Because of my love for literature and writing, I'm in college and I'm double majoring in AYA education (which is the middle school/high school level) and English (writing). I'm really excited about that! Really, I'm quite enthused about the future in general. I want to expand my creativity and try new things. I've even thought about writing other blogs, but I haven't quite found a perfect fit. Beauty blogging sounds like a ton of fun, but let's face it, I don't wear enough make-up for that, nor do I do anything fancy with my hair. Fashion blogging sounds even more fun, but I'm afraid it'll cause me to shop more and I already shop too much. So, we'll see. For now, I'm happy with my humble little review blog.

♐    ♐   

1 comment:

  1. Please consider this book from Precious Oil Publications for a future review:

    Lady Molly & The Snapper – Gerry McCullough

    a Young Adult time travel adventure, set in Ireland and on the high seas


    Brother and sister Jik and Nora are bored and angry. Why does their Dad spend so much time since their mother’s death drinking and ignoring them? Why must he come home at all hours and fall downstairs like a fool?
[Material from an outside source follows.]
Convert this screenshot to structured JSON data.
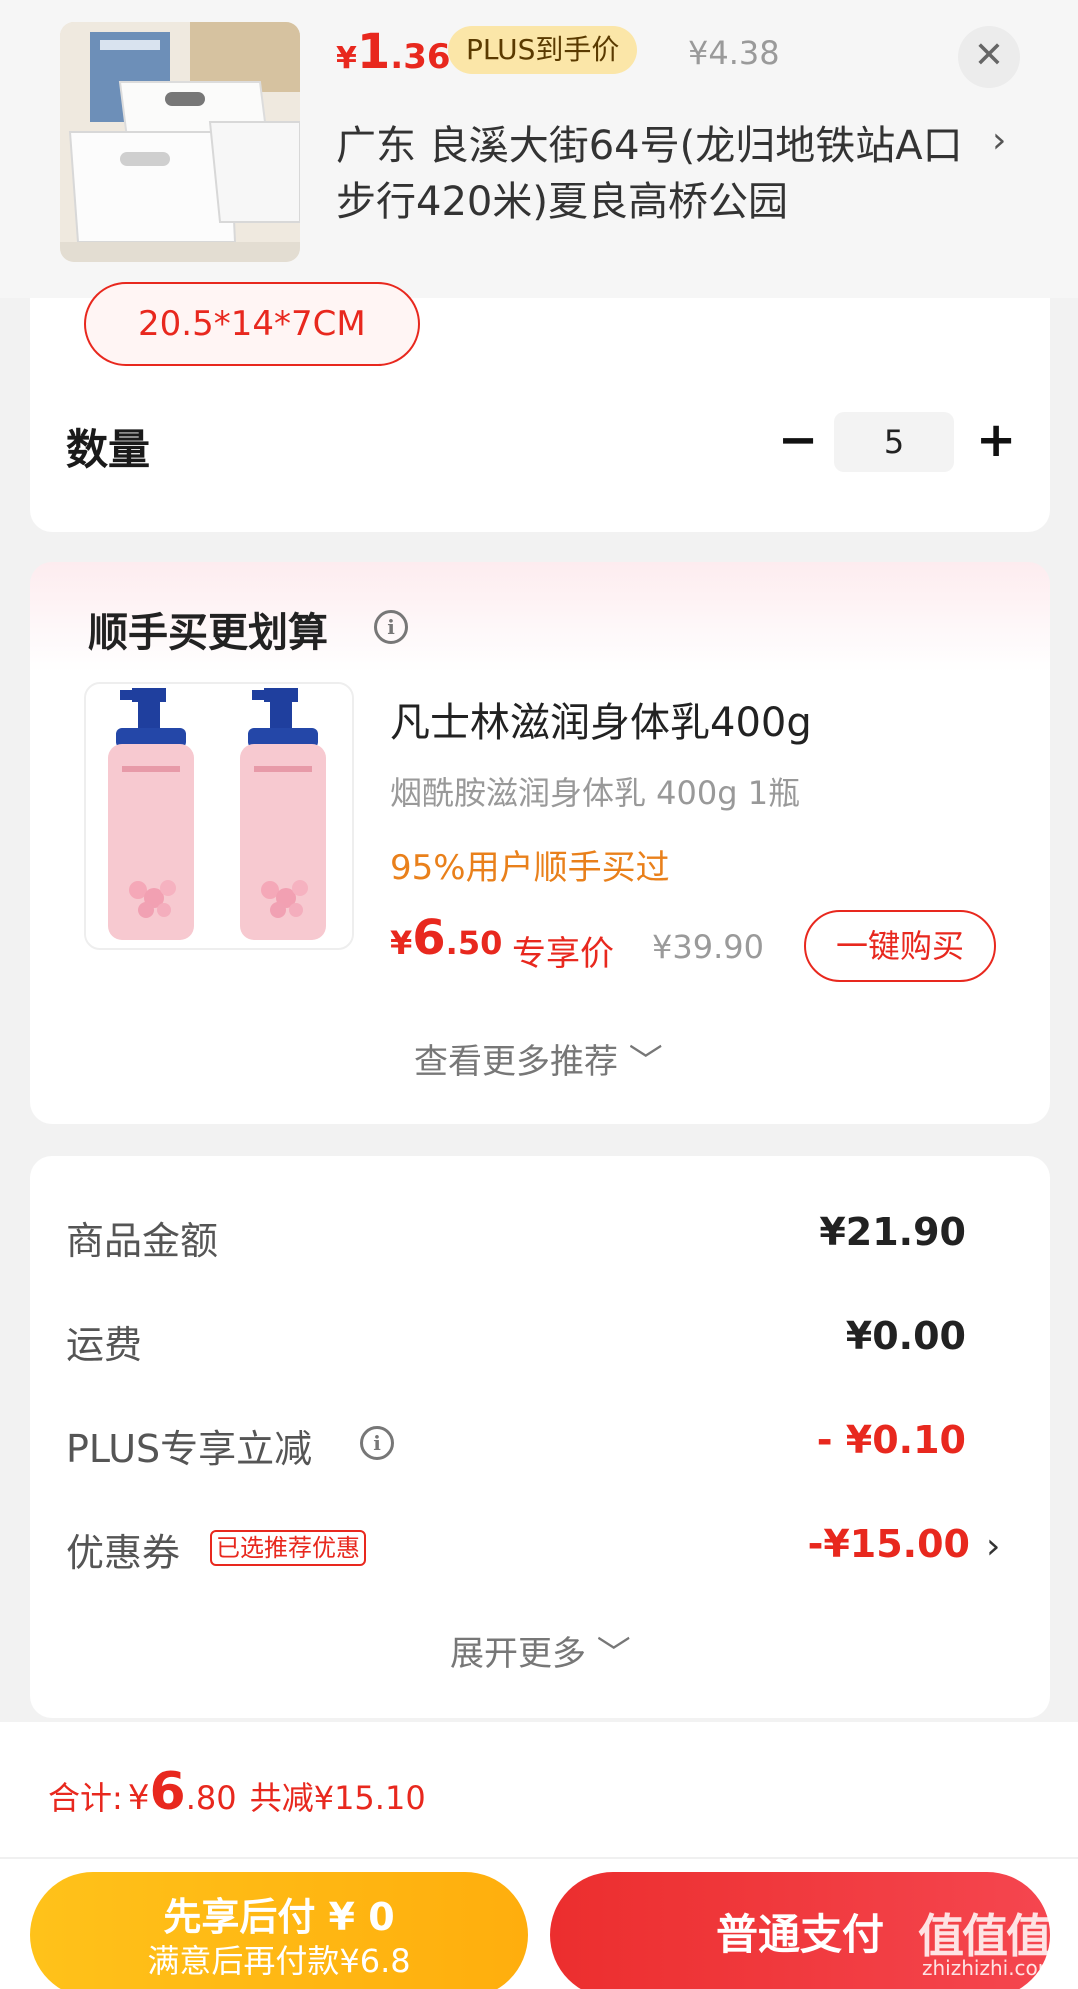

    Nora goes to church and lights a candle. The cross-looking sailor saint she particularly likes seems to grow enormous and come to life. Nora is too frightened to stay.

    Nora and Jik go down secretly to their father’s boat, the Lady Molly, at Howth Marina. There they meet The Snapper, the same cross-looking saint in a sailor’s cap, who takes them back in time on the yacht, Lady Molly, to meet Cuchulainn, the legendary Irish warrior, and others.

    Jik and Nora plan to use their travels to find some way of stopping their father from drinking – but it’s fun, too!

    Or is it? When they meet the Druid priest who follows them into modern times, teams up with school bully Marty Flanagan, and threatens them, things start getting out of hand.

    Meanwhile, Nora is more than interested in Sean, the boy they keep bumping into in the past …

    This Young Adult time travel adventure takes Nora and Jik back to several periods in Irish history, visiting the warrior Cuchulainn, the pirate Grainne, the days of St. Patrick in early Christian Ireland and an Irish famine ship – interlinked with modern teenage life and romance in the busy Irish capital, Dublin.

    The book deals with themes of neglect, alcohol abuse, bullying and the death of a parent/spouse. The children also learn several important lessons as they go about their adventure.

    Thank you.

    Raymond McCullough
    Precious Oil Publications/Precious Oil Productions Ltd
    Email: raymond@preciousoil.com
    Web: www.preciousoil.com